Source: Vientiane Times
The year-on-year inflation rate declined slightly from 41.3 percent in February to 41 percent in March, according to the latest report from the Lao Statistics Bureau.
However, the cost of all goods and services remains very high, with Laos having one of the highest rates of inflation in the region.
In March the highest price rises were recorded in the food and non-alcoholic beverage category which surged by 51 percent year-on-year, followed by the medical care and medicines category (41.8 percent), communications and transport category (41.7 percent), hotel and restaurant category (36,9 percent), and household goods (35 percent).
For instance, the price of Grade A rice spiked from 14,384 kip/kg in February to 14,637 kip/kg in March, according to the Lao Statistics Bureau.
The price of pork rose from 74,458 kip/kg in February to 76,349 kip/kg, and the cost of Grade A beef went up from 96,579 kip/kg to 105,725 kip/kg.
Economists are concerned that the price of food will continue to rise in April when most people celebrate Lao New Year, which typically sparks a surge in the demand for food.
Meanwhile, the government has ordered the sectors responsible to keep a check on the price of products on sale at local markets to minimize the impacts on the poorest people.
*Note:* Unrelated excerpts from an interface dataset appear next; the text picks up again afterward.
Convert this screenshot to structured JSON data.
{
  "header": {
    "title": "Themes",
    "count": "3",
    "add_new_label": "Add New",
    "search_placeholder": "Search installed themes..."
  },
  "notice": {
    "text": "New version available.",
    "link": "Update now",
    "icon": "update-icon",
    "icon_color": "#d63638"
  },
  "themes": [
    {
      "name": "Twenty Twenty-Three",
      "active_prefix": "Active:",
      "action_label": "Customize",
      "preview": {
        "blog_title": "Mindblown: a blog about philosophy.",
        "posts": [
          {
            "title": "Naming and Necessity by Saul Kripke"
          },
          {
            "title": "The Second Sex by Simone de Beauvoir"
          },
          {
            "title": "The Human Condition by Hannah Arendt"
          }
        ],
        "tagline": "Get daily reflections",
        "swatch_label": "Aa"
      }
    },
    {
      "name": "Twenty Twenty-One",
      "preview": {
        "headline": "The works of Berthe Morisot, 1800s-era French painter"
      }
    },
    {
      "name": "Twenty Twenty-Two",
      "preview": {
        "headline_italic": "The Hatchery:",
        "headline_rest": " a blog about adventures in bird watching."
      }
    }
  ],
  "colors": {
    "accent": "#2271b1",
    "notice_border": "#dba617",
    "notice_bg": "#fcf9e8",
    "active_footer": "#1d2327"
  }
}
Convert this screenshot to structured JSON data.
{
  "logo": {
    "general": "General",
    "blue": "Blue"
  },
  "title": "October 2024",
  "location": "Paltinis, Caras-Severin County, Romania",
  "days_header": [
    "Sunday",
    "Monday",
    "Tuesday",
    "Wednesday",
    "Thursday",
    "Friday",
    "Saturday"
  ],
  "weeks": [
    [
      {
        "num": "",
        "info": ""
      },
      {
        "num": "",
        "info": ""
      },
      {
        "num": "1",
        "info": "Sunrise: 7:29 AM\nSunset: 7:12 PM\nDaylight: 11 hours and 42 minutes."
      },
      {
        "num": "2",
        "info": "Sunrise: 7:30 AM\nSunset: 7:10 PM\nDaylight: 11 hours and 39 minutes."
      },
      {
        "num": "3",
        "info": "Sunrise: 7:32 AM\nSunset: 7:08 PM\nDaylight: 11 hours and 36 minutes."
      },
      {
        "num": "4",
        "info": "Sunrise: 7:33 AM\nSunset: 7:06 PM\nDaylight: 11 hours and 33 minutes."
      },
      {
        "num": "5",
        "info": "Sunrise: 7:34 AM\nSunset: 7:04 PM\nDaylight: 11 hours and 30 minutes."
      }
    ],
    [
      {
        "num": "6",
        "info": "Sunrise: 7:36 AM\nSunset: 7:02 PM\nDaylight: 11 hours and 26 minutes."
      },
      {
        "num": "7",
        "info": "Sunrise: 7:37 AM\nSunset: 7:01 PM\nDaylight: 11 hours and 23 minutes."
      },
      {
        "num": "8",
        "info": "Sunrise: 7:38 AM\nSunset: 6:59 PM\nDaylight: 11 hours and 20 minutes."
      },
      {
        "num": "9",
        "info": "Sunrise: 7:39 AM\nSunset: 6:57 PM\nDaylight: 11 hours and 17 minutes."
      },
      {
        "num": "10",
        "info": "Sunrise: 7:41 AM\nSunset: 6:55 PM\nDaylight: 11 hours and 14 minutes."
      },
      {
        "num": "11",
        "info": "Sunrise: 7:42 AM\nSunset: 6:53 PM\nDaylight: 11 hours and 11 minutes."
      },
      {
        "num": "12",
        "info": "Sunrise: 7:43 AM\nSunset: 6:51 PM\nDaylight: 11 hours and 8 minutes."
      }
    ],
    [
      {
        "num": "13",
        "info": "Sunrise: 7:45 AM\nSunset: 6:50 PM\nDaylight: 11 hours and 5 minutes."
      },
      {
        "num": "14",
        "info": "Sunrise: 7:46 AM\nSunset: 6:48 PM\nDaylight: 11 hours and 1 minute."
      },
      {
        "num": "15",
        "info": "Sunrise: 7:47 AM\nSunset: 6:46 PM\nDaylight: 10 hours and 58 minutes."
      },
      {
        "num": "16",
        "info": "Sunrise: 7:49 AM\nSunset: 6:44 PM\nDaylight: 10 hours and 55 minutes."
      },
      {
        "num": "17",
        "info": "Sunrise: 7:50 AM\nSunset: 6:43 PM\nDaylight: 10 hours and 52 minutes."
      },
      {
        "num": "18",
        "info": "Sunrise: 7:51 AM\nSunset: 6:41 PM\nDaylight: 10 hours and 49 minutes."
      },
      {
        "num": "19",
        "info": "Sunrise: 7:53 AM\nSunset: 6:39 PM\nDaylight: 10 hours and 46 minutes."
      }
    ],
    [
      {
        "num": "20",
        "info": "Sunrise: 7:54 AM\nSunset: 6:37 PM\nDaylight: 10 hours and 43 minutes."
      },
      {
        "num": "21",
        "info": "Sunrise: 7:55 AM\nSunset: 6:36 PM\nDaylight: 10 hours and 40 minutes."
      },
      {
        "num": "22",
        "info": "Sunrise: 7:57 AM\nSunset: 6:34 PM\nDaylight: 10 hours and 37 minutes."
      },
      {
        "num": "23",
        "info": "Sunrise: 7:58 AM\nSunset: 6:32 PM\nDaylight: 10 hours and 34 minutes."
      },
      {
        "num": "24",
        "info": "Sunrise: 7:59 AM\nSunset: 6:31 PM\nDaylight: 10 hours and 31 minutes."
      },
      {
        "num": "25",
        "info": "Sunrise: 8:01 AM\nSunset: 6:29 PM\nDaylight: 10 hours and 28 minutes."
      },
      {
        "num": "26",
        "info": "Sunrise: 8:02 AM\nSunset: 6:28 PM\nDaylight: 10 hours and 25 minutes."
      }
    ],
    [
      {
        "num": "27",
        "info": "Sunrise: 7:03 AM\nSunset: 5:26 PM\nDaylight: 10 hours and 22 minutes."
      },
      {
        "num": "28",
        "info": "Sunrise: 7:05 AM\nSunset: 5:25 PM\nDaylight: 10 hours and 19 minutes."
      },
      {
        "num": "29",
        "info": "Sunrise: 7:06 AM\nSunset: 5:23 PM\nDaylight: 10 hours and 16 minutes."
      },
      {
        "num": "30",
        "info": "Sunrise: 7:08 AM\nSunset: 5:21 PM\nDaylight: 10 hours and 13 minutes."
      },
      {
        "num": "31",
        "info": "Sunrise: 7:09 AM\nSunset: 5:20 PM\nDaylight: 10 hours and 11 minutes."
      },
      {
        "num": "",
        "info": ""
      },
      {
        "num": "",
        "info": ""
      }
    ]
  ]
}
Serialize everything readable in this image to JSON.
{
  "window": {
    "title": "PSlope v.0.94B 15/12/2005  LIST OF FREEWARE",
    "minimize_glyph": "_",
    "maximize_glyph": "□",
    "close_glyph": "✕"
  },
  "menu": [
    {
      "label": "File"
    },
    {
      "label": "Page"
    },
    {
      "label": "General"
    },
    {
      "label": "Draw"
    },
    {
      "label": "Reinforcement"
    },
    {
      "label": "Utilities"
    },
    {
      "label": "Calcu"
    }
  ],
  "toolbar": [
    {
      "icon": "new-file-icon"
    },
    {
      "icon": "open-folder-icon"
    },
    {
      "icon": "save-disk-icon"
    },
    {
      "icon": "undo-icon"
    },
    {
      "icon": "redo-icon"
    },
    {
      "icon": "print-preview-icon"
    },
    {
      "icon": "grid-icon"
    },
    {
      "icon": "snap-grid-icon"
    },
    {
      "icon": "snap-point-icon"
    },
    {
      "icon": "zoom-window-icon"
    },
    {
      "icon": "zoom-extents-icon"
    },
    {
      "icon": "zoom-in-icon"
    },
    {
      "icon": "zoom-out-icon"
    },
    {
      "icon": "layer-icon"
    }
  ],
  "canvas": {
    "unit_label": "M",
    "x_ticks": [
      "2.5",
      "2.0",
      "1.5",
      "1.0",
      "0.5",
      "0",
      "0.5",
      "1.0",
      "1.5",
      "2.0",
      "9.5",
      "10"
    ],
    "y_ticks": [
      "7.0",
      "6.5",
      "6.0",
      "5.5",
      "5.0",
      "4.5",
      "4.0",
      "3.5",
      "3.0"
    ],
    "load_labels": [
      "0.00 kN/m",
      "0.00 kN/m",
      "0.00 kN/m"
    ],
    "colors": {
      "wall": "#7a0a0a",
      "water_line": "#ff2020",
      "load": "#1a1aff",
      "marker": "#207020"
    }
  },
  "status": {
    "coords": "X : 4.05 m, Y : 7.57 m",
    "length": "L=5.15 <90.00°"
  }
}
The Lao Statistics Bureau said it was difficult to predict the volume of imported goods in the coming weeks, saying that the inflation rate in April might be higher than that recorded in March.
According to a World Bank report, the continued inflationary pressures in the US are leading to tighter financial conditions not only in the US but also in the East Asia and Pacific region, including Laos.
To address these inflationary pressures, some countries in the region have raised domestic interest rates, which helped ease capital outflows and depreciation. However, further tightening in advanced economies could renew financial pressures in the region’s economies.
According to a recent CNBC report, the Federal Reserve announced another 25 basis point interest rate hike, making the benchmark rate the highest it’s been since 2007. The ninth consecutive rate hike is meant to discourage inflation by increasing the cost of borrowing.
As a result of interest rates rising, the value of the US dollar also increased compared with other currencies including the kip, making the US dollar attractive to global investors.
The depreciation of the kip against the US dollar and Thai baht is among the key factors driving inflation in Laos. The weak kip makes it challenging for the Lao government to curb the rising cost of goods and services, especially as one third of the goods used to calculate price rises is imported.
Economists say Laos relies too much on imports, adding that the country needs to strongly promote domestic productivity, reduce imports and promote investment in sectors that have the potential to bring foreign currency into the country.